I don’t follow soccer very closely, but I do love the World Cup. I love it for the same reason I love the hockey tournament in the Olympics. Something about seeing players compete for their countries ever four years (because if it was more frequently than that, it would be overkill) is really cool. The United States is not exactly know for their prowess in men’s soccer, but it’s still a really fun tournament. It seems, though, that the United States Soccer Federation is making a mistake very similar to the one I called USA Hockey out on before the start of the Olympics.
Much the way USA Hockey decided to leave Bobby Ryan, one of the most talented American-born players in the NHL, off the Olympic roster, the soccer people have decided to leave Landon Donovan off the World Cup Roster. Really? We’re doing this again? We’re going into another international tournament without the most talented roster possible. When USA Hockey decided to go without Ryan, I criticized them because the United States seemed to forget in that moment that they’re not Canada or Sweden, or Finland. They don’t have more superstar talent than they know what to do with. In soccer, the United States has grown and developed as a soccer country, but we’re still not Brazil, or Italy, or England, or Spain, or any of the half-dozen other countries that would be favored ahead of the United States in an international soccer tournament.
Maybe this means I know nothing about soccer, but Landon Donovan is the only American-born player I can name off the top of my head. The 32 year old Donovan has been one of the names that you hear all the time without even following their sport all that closely, like Tiger Woods, or Manny Pacquiao, or Roger Federer. I’ve heard him referred to as the Steve Nash of soccer, which sounds like a really exciting thing that you’d be crazy to not want on your team provided he’s healthy and still in his prime.
I don’t know if it’s a matter of ego, or a matter of trying to get cute by playing a specific brand of soccer that Donovan does not fit into, but Bobby Ryan and USA Hockey are a cautionary tale. The US Olympic hockey team in 2014 had a lot of promise, but could not put the puck in the net against Canada in the semi-final round, and were stonewalled again by Tuukka Rask against Finland in the Bronze Medal Game. Bobby Ryan could have helped the team score. If you leave elite talent on the table, like American teams seem to be in the habit of doing, you’ll spend the next four years wondering what might have been.

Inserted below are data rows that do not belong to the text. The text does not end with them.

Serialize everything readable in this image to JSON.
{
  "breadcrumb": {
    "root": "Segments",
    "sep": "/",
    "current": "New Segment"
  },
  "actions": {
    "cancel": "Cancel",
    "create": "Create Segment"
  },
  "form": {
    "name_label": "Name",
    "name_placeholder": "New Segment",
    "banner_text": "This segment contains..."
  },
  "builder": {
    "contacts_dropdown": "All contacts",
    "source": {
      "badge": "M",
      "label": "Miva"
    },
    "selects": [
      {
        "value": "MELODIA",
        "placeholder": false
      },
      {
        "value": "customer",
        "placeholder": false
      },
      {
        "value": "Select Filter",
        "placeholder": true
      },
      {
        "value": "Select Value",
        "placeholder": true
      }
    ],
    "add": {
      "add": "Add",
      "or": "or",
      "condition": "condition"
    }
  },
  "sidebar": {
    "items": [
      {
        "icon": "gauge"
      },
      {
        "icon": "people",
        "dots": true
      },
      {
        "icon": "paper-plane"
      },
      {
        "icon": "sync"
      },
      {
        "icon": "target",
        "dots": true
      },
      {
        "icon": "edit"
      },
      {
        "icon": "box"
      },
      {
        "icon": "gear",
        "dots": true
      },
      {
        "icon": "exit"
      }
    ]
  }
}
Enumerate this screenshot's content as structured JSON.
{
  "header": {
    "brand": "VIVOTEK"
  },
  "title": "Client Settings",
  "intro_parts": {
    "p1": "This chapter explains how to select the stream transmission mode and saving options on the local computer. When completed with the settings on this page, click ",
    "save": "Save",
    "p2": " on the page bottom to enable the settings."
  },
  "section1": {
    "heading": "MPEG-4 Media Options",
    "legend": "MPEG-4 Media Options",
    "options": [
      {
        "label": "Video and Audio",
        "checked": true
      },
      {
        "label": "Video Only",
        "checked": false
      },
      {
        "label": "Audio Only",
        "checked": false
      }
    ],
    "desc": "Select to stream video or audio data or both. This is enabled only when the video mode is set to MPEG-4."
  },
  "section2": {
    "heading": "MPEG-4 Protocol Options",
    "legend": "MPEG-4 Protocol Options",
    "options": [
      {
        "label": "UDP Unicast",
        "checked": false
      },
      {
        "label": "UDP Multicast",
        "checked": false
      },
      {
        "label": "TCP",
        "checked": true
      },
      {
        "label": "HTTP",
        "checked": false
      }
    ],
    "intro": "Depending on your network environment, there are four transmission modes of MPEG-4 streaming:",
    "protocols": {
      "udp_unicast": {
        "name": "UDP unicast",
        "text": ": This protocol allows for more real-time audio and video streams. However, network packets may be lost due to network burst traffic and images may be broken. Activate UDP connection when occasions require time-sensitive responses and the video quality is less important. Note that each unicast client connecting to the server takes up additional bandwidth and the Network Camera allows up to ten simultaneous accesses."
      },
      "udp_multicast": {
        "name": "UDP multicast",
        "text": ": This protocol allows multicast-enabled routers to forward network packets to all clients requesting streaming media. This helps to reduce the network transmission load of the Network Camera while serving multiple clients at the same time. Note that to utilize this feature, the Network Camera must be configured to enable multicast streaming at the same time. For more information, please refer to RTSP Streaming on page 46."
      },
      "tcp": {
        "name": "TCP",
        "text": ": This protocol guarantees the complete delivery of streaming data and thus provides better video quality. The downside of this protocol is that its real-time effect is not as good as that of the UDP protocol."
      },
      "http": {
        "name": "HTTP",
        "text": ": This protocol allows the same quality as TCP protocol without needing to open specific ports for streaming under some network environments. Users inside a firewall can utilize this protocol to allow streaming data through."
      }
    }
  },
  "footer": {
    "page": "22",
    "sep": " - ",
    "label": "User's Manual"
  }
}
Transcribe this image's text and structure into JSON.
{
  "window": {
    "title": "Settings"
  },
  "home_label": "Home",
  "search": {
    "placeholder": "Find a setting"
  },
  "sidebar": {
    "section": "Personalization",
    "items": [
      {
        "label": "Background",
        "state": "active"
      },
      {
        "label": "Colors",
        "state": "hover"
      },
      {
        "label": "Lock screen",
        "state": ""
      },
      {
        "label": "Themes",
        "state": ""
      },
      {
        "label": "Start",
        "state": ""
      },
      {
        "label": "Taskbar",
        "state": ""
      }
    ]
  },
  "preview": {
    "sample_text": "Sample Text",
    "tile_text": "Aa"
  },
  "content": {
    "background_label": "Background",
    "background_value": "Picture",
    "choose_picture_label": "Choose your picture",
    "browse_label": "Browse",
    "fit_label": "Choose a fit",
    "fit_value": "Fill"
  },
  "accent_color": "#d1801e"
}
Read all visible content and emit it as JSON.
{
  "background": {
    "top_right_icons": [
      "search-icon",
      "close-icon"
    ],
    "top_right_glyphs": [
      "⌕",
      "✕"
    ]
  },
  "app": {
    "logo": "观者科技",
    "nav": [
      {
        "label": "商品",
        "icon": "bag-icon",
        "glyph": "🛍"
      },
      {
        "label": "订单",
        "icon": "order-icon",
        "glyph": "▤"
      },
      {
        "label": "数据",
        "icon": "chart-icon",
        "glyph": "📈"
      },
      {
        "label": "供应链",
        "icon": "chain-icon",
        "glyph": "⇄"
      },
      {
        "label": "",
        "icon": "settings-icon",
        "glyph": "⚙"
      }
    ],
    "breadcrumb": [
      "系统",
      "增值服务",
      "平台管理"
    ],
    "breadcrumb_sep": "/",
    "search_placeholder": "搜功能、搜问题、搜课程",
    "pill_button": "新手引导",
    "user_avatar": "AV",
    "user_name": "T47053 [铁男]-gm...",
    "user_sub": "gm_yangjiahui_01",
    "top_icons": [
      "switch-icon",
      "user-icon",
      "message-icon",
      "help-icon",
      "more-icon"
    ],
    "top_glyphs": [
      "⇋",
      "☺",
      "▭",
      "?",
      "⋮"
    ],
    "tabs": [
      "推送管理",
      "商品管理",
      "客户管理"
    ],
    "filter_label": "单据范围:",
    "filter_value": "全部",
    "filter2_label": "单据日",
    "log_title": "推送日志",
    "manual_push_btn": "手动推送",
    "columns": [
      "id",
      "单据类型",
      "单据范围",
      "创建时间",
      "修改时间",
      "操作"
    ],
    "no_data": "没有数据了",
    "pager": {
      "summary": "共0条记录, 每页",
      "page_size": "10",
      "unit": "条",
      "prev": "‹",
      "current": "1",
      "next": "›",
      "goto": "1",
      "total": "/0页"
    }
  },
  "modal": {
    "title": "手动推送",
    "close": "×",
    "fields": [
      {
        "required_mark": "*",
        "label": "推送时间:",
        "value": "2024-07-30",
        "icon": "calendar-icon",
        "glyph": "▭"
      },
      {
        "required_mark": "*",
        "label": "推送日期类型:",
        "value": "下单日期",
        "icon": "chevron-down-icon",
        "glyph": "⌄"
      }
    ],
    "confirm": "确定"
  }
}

I’m not going to lie. I’m more than a little intrigued by the commercials for Barclays Premier League soccer on NBC and the NBC Sports Network. I played one year of recreational soccer in first grade, and I’ll casually watch the World Cup every four years, but soccer has never been a sport I know a lot about. Major League Soccer in the United States is by no means the most elite professional soccer league in the world and that it part of the problem. I might not be the passionate fan of the four major sports if I didn’t have such easy access to the NFL, NHL, NBA, or MLB, four leagues that have the world’s best players in their respective sports. Now that the Premier League will be on regular American television, I might find myself giving it a shot without any real effort on my part.
It appears that NBC is attempting to become the masters of niche sports with intense fanbases as they try to compete with ESPN for viewers. They already had the NHL, the Olympics, horse racing, golf, tennis, and Notre Dame football to go along with the Sunday night NFL game that keeps them in the rotation to broadcast the Super Bowl every three years. While their decisions with regard to scripted TV shows continues to be baffling and frustrating, I really like what NBC is doing when it comes to sports.
The extent of my knowledge of Premier League soccer comes from Monty Python and the episode of Community in which Professor Duncan (John Oliver) hangs out with Jeff so he’ll have a big screen TV at his disposal to watch Liverpool play against Manchester United, so I have almost as much to learn as the American football coach in London.
This might be a good way to understand the World Cup the next time it rolls around. If I watch more soccer, I might actually know who some of the players are, and I might have a better understanding of the rules. It should be fun. Based on my uncanny ability to watch any sporting event that is on TV if I have nothing better to do, I just might become a die hard soccer fan. This might not be the last soccer post on this blog if I get hooked.